CISA's approach of offering immunity in exchange for information-sharing may lead to sloppier cybersecurity practices among corporations that aren't otherwise pressured to improve. Since corporations will gain immunity by sharing their customers' information, they can't be sued for their negligence—currently one source of pressure on corporations to improve. As Sen. Ron Wyden said just days after disclosure of the OPM hack, "This particular cyber security bill is largely focused on trying to make it more difficult for individuals to be able to take on corporations."

Immunizing corporations may make it harder for the government to push companies to improve their security. As Wyden explained, while the bill would let the government use data shared to prosecute crimes, the government couldn't use it to demand security improvements at those companies. "The bill creates what I consider to be a double standard—really a bizarre double standard in that private information that is shared about individuals can be used for a variety of non-cyber security purposes, including law enforcement action against these individuals," Wyden said, "but information about the companies supplying that information generally may not be used to police those companies."

After seeing banks go free for their role in crashing the economy, should we really be offering corporations further immunity for self-reporting?

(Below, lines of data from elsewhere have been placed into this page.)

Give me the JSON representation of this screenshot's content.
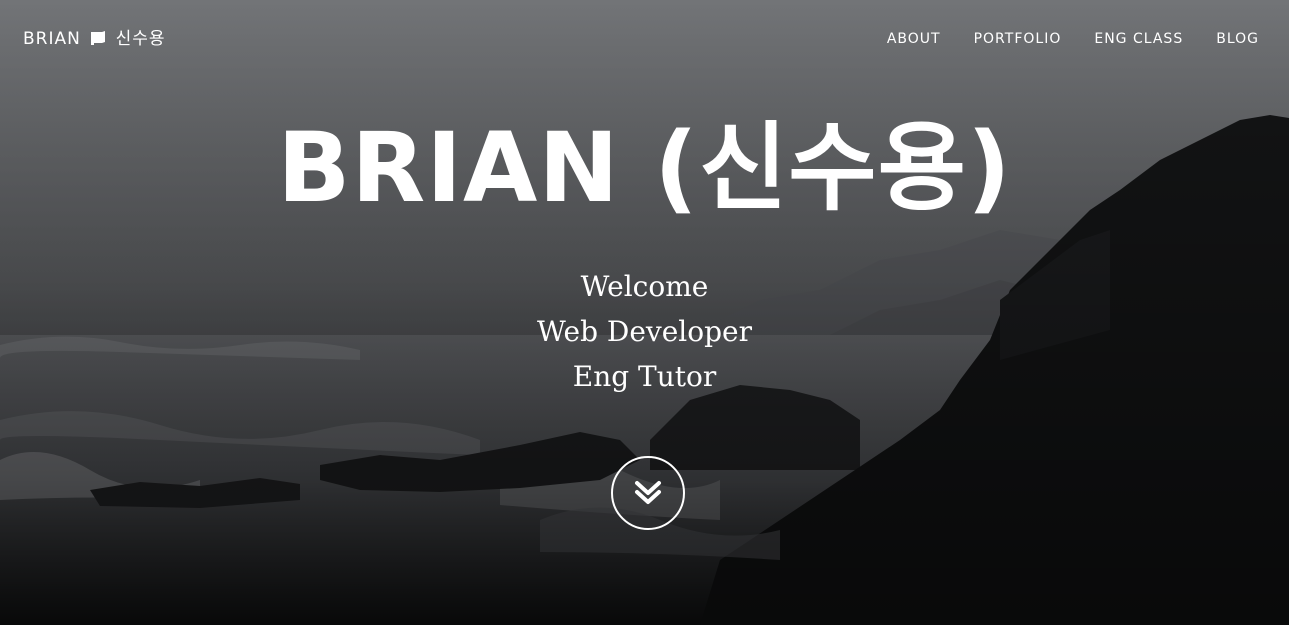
{
  "brand": {
    "label": "BRIAN 🏴 신수용",
    "text_before_icon": "BRIAN",
    "text_after_icon": "신수용",
    "icon": "flag-icon"
  },
  "nav": {
    "items": [
      {
        "label": "ABOUT"
      },
      {
        "label": "PORTFOLIO"
      },
      {
        "label": "ENG CLASS"
      },
      {
        "label": "BLOG"
      }
    ]
  },
  "hero": {
    "title": "BRIAN (신수용)",
    "subtitles": [
      "Welcome",
      "Web Developer",
      "Eng Tutor"
    ],
    "scroll_icon": "double-chevron-down-icon"
  },
  "colors": {
    "text": "#ffffff",
    "sky": "#6e7073",
    "rocks": "#151617"
  }
}
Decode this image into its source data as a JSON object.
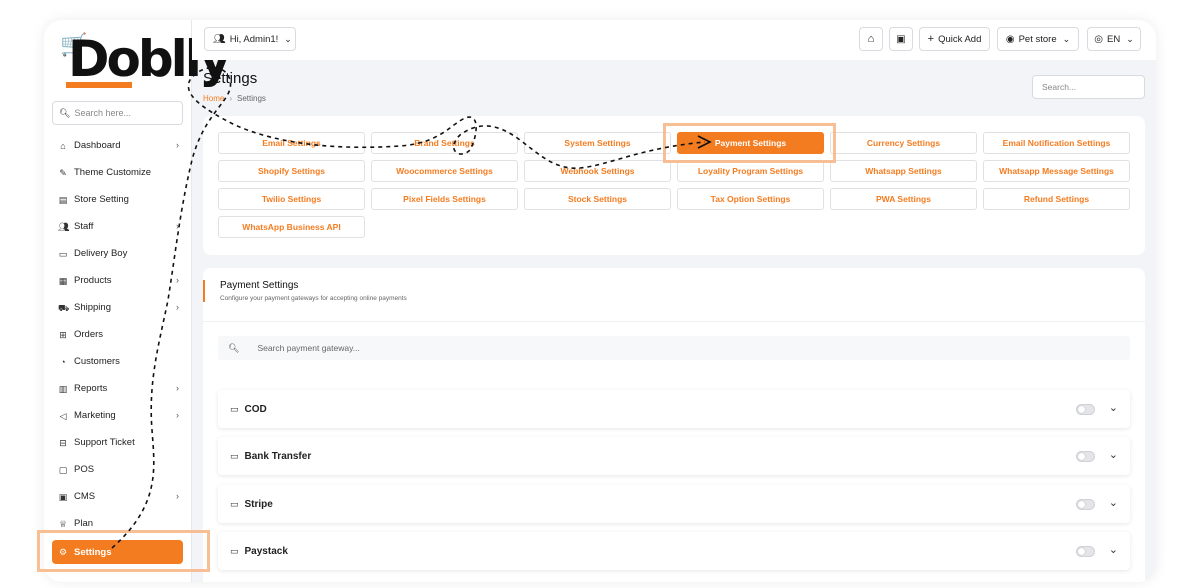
{
  "brand": {
    "name": "Doblly",
    "accent": "#f47c20"
  },
  "sidebar": {
    "search_placeholder": "Search here...",
    "items": [
      {
        "label": "Dashboard",
        "icon": "home-icon",
        "chevron": true
      },
      {
        "label": "Theme Customize",
        "icon": "brush-icon",
        "chevron": false
      },
      {
        "label": "Store Setting",
        "icon": "store-icon",
        "chevron": false
      },
      {
        "label": "Staff",
        "icon": "users-icon",
        "chevron": true
      },
      {
        "label": "Delivery Boy",
        "icon": "truck-icon",
        "chevron": false
      },
      {
        "label": "Products",
        "icon": "box-icon",
        "chevron": true
      },
      {
        "label": "Shipping",
        "icon": "shipping-icon",
        "chevron": true
      },
      {
        "label": "Orders",
        "icon": "cart-icon",
        "chevron": false
      },
      {
        "label": "Customers",
        "icon": "user-icon",
        "chevron": false
      },
      {
        "label": "Reports",
        "icon": "chart-icon",
        "chevron": true
      },
      {
        "label": "Marketing",
        "icon": "megaphone-icon",
        "chevron": true
      },
      {
        "label": "Support Ticket",
        "icon": "ticket-icon",
        "chevron": false
      },
      {
        "label": "POS",
        "icon": "pos-icon",
        "chevron": false
      },
      {
        "label": "CMS",
        "icon": "cms-icon",
        "chevron": true
      },
      {
        "label": "Plan",
        "icon": "trophy-icon",
        "chevron": false
      },
      {
        "label": "Settings",
        "icon": "gear-icon",
        "chevron": false,
        "active": true
      }
    ]
  },
  "topbar": {
    "greeting": "Hi, Admin1!",
    "quick_add": "Quick Add",
    "store": "Pet store",
    "language": "EN"
  },
  "header": {
    "title": "Settings",
    "breadcrumb_home": "Home",
    "breadcrumb_current": "Settings",
    "search_placeholder": "Search..."
  },
  "settings_tabs": [
    "Email Settings",
    "Brand Settings",
    "System Settings",
    "Payment Settings",
    "Currency Settings",
    "Email Notification Settings",
    "Shopify Settings",
    "Woocommerce Settings",
    "Webhook Settings",
    "Loyality Program Settings",
    "Whatsapp Settings",
    "Whatsapp Message Settings",
    "Twilio Settings",
    "Pixel Fields Settings",
    "Stock Settings",
    "Tax Option Settings",
    "PWA Settings",
    "Refund Settings",
    "WhatsApp Business API"
  ],
  "active_tab": "Payment Settings",
  "payment": {
    "title": "Payment Settings",
    "subtitle": "Configure your payment gateways for accepting online payments",
    "search_placeholder": "Search payment gateway...",
    "gateways": [
      {
        "name": "COD",
        "enabled": false
      },
      {
        "name": "Bank Transfer",
        "enabled": false
      },
      {
        "name": "Stripe",
        "enabled": false
      },
      {
        "name": "Paystack",
        "enabled": false
      }
    ]
  }
}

Financial information-sharing laws may illustrate why Wyden is concerned. Under that model, banks and other financial institutions are obligated to report suspicious transactions to the Treasury Department, but, as in CISA, they receive in return immunity from civil suits as well as consideration in case of sanctions, for self-reporting. "Consideration," meaning that enforcement authorities take into account a financial institution's cooperation with the legally mandated disclosures when considering whether to sanction them for any revealed wrongdoing. Perhaps as a result, in spite of abundant evidence that banks have facilitated crimes—such as money laundering for drug cartels and terrorists—the Department of Justice has not managed to prosecute them. When asked during her confirmation hearing why she had not prosecuted HSBC for facilitating money laundering when she presided over an investigation of the company as U.S. Attorney for the Eastern District of New York, Attorney General Loretta Lynch said there was not sufficient "admissible" evidence to indict, suggesting they had information they could not use.

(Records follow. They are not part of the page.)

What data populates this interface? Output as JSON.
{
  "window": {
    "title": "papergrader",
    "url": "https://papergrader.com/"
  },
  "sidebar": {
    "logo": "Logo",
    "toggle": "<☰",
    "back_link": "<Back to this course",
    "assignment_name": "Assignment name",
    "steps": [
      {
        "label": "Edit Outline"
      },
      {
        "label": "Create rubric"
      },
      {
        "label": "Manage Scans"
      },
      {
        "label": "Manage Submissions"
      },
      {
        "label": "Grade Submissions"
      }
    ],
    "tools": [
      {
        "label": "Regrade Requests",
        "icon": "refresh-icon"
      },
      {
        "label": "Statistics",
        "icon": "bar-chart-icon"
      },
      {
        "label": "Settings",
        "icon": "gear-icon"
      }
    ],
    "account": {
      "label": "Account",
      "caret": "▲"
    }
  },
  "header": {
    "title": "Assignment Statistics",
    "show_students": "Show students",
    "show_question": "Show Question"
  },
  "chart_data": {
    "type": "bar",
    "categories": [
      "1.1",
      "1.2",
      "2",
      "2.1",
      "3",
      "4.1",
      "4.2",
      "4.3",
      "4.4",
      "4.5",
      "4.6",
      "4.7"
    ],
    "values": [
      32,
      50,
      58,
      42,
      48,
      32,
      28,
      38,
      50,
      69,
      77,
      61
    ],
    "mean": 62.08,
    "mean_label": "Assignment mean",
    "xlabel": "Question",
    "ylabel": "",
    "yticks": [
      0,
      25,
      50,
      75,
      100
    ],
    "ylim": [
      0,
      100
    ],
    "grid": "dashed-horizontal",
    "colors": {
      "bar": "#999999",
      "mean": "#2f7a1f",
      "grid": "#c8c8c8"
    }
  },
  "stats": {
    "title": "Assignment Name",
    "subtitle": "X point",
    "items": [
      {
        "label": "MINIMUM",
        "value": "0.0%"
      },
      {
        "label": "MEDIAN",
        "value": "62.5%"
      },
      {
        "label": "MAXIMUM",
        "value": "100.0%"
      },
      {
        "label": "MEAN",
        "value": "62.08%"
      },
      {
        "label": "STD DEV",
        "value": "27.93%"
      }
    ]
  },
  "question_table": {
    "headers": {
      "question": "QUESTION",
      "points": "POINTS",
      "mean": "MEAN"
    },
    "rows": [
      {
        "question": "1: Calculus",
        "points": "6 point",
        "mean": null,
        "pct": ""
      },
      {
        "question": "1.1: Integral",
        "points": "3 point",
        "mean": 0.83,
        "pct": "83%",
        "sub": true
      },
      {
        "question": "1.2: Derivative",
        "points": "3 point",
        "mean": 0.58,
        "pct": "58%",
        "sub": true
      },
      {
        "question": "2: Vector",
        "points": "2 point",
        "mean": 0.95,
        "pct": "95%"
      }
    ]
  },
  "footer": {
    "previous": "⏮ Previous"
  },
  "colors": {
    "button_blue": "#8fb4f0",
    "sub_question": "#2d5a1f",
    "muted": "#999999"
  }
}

All these reasons why CISA would be a stupid response to the OPM hack don't even begin to get into the privacy concerns. The bill supersedes the Electronic Communications Privacy Act and all other privacy protections, permitting companies to voluntarily share their customers' data with the government. But according to a new DOJ Inspector General report on the Federal Bureau of Investigation's cybersecurity efforts, even private partners have concerns; they're hesitant to share information with the FBI because of concerns for their customers' privacy.

There's some indication that the Senate is waking up to misplaced priorities represented by CISA. Along with five colleagues, Virginia Sen. Mark Warner last week introduced a bill, the Federal Information Security Management Reform Act, that would prioritize government defense. "The attack on OPM has been a painful illustration of just how behind-the-curve some of our federal agencies have been when it comes to cybersecurity," he said in a press release. FISMA would require all agencies to submit to real-time monitoring and would also permit DHS to take "countermeasures" against intruders (the latter of which, also included in CISA, would likely cause additional problems). But as with CISA, it supersedes privacy protections to foster information-sharing, including with outside contractors.

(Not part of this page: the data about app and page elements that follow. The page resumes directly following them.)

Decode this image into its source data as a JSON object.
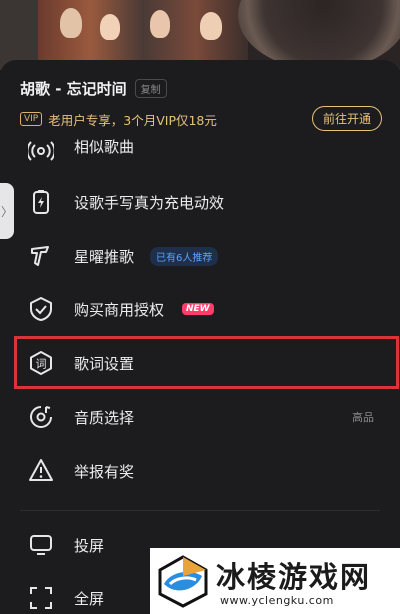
{
  "song": {
    "title": "胡歌 - 忘记时间",
    "copy_label": "复制"
  },
  "vip": {
    "tag": "VIP",
    "promo_text": "老用户专享，3个月VIP仅18元",
    "button_label": "前往开通"
  },
  "menu": [
    {
      "label": "相似歌曲",
      "icon": "radio-waves-icon"
    },
    {
      "label": "设歌手写真为充电动效",
      "icon": "battery-charge-icon"
    },
    {
      "label": "星曜推歌",
      "icon": "star-recommend-icon",
      "badge": "已有6人推荐"
    },
    {
      "label": "购买商用授权",
      "icon": "shield-check-icon",
      "badge": "NEW"
    },
    {
      "label": "歌词设置",
      "icon": "lyrics-icon",
      "glyph": "词"
    },
    {
      "label": "音质选择",
      "icon": "audio-quality-icon",
      "right": "高品"
    },
    {
      "label": "举报有奖",
      "icon": "warning-icon"
    },
    {
      "label": "投屏",
      "icon": "cast-screen-icon"
    },
    {
      "label": "全屏",
      "icon": "fullscreen-icon"
    }
  ],
  "side_handle": "〉",
  "watermark": {
    "title": "冰棱游戏网",
    "url": "www.yclengku.com"
  }
}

Increased attention on the susceptibility of networked cars—heightened by but not actually precipitated by the report of a successful remote hack of a Jeep Cherokee—led two other senators, Ed Markey and Richard Blumenthal, to adopt a different approach. They introduced the Security and Privacy in Your Car Act, which would require privacy disclosures, adequate cybersecurity defenses, and additional reporting from companies making networked cars and also require that customers be allowed to opt out of letting the companies collect data from their cars.

"We cannot sustain this model if our software could actually seriously injure or kill us."

The SPY Car Act adopts a radically different approach to cybersecurity than CISA in that it requires basic defenses from corporations selling networked products. Whereas CISA supersedes privacy protections for consumers like the Electronic Communications Privacy Act, the SPY Car Act would enhance privacy for those using networked cars. Additionally, while CISA gives corporations immunity so long as they share information, SPY Car emphasizes corporate liability and regulatory compliance.

That's a lot easier to do in the automotive industry, which already faces heavy safety and environmental regulation. Jeffrey Vagle, executive director of the Center for Technology, Innovation and Competition at the University of Pennsylvania Law School, explains that in software, the approach has long been to push liability onto the consumer via terms of service agreements "to encourage innovation by pushing risk away from the manufacturers and onto consumers." But the car hacks may change that, he says. "We cannot sustain this model if our software could actually seriously injure or kill us."

At the Aspen Security Forum in July, former Homeland Security Secretary Michael Chertoff largely agreed, admitting that the Internet of Things—the term used to generally refer to objects connected to the Internet—may require certain standards. "It may be that certain things like the ability to remotely patch, or some limitations on the degree of connectivity," he said, "need to be embedded, and just as we don't allow adulterated food in the marketplace, or unsafe automobiles or automobiles without airbags, maybe we have to have similar kinds of requirements in the architecture on the device side."

But if the Internet of Things requires it—because hacking a car or a pacemaker could kill someone—why don't Internet applications that might similarly ruin someone's life require it? If the SPY Car Act gets any traction, it ought to raise real questions about the current model of liability for insecurity that can ruin someone's life.

These are weighty questions of the sort Congress should be considering after the nation's intelligence agents have had their lives and covers endangered as surely as if they'd been in a car crash. Instead, Congress looks poised to take the easy and ineffectual route.

Photo via Matthew Straubmiller/Flickr (CC BY 2.0) | Remix by Max Fleishman